A child entering kindergarten must be
5 years old on or before Oct. 16.
A child entering the first grade must be
6 years old on or before the same date.
A copy of the childs birth certificate and proof of residency must be taken to the school in order to register the child.
The following basic immunizations are required:
5 or more DPT (diphtheria, pertussis and tetanus). 3 doses by age seven months and two booster doses, one dose between 12 and 19 months and the second dose on or after the fourth birthday and before enrolling in school (K-1) for the first time. If the fourth dose was administered on or after the fourth birthday, the fifth dose is not required.
3 or more oral polio vaccines. Two doses by age five months, a third dose by 19 months of age and a booster dose on or after the fourth birthday and before enrolling in school (K-1) for the first time.
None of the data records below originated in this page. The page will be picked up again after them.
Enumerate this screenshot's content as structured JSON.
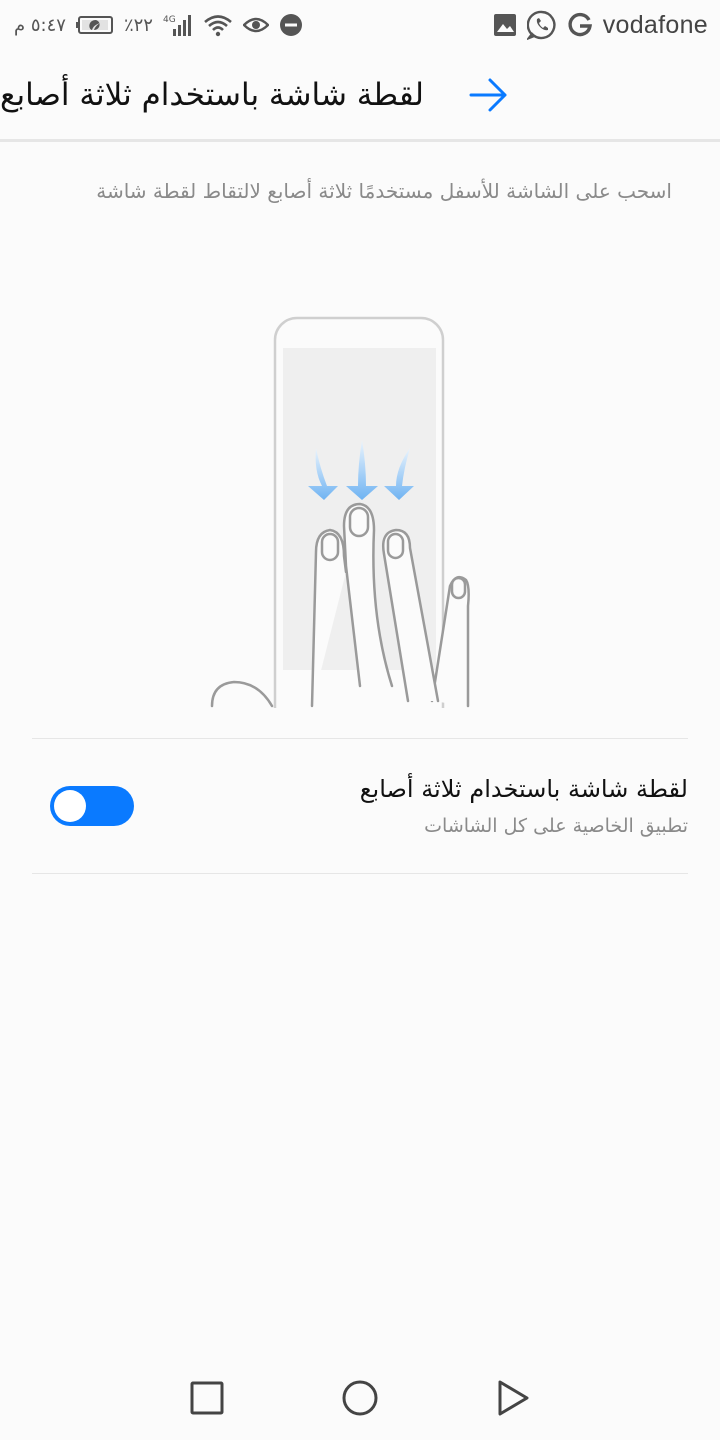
{
  "status_bar": {
    "time": "٥:٤٧ م",
    "battery": "٢٢٪",
    "network_type": "4G",
    "carrier": "vodafone",
    "icons": [
      "photo-icon",
      "whatsapp-icon",
      "google-icon",
      "dnd-icon",
      "eye-icon",
      "wifi-icon",
      "signal-icon",
      "battery-icon"
    ]
  },
  "header": {
    "title": "لقطة شاشة باستخدام ثلاثة أصابع",
    "back_icon": "arrow-back-icon"
  },
  "description": "اسحب على الشاشة للأسفل مستخدمًا ثلاثة أصابع لالتقاط لقطة شاشة",
  "setting": {
    "title": "لقطة شاشة باستخدام ثلاثة أصابع",
    "subtitle": "تطبيق الخاصية على كل الشاشات",
    "enabled": true
  },
  "colors": {
    "accent": "#0a7aff",
    "arrow_blue": "#8ec4f5"
  },
  "nav_bar": {
    "icons": [
      "recents-icon",
      "home-icon",
      "back-icon"
    ]
  }
}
If the third dose was administered on or after the 4th birthday, the 4th dose is not required. Two doses of enhanced-potency inactivated poliomyelitis vaccine (IPV) may be substituted for two doses of OPV.
4 MMR (2 measles, 1 mumps, 1 rubella) for children enrolling in K-1. A child must have two measles vaccines with one dose on or after the first birthday, but before 16 months of age. The second dose must be after the fourth birthday, but before enrolling in school (K-1) for the first time. In addition, a child must have one rubella vaccine and one mumps vaccine occurring on or after the first birthday, but before 16 months of age.
4 HiB (not required after fifth birthday) Three doses of HbOC or two doses of PRP-OMP by seven months old and a final dose of any type on or after the first birthday, but before 16 months old. Children who receive the first dose of HiB on or after their first birthday and before 15 months old are required to have only two doses with one dose being after 15 months of age. Children who receive the first dose of HiB vaccine on or after 15 months old are required to have one dose.
3 Hepatitis B vaccines with one occurring prior to three months old, a second dose by five months old and a third dose by 19 months old. Persons born before July 1, 1994 are not required to receive the hepatitis B vaccine.
A certificate of immunization must include the following:
Name of child and date of birth.
Name of the parent(s) or guardian.
Address of the parent(s) or guardian.
Sex of the child.
Kindergarten students must have a health assessment before entering school.
Transfer students should bring their most recent report card or transfer slip to verify grade.
Beginners days are held each spring at school to help parents prepare children for entry in the fall.
Parent(s)/guardians should contact their childs school for more information.
S.C. law requires that children between ages 5 and 17 enroll in school. Schools operate for 180 days each year.
S.C. law requires that all children to be enrolled in kindergarten and first grade present a birth certificate issued by the state of birth and be 6 years of age by Sept. 1 of the current school year. An exception is made for children who have completed first grade in another state that has a different age requirement. To enter kindergarten, children must be 5 years old on or before Sept. 1.
All children entering S.C. schools for the first time must be immunized prior to enrolling and obtain an S.C. Certificate of Immunization form. Certificates may be obtained from the S.C. Health Department or other sources of medical care.
South Carolina requires the following immunizations: measles, rubella, DPT (diphtheria, pertussis and tetanus) and polio.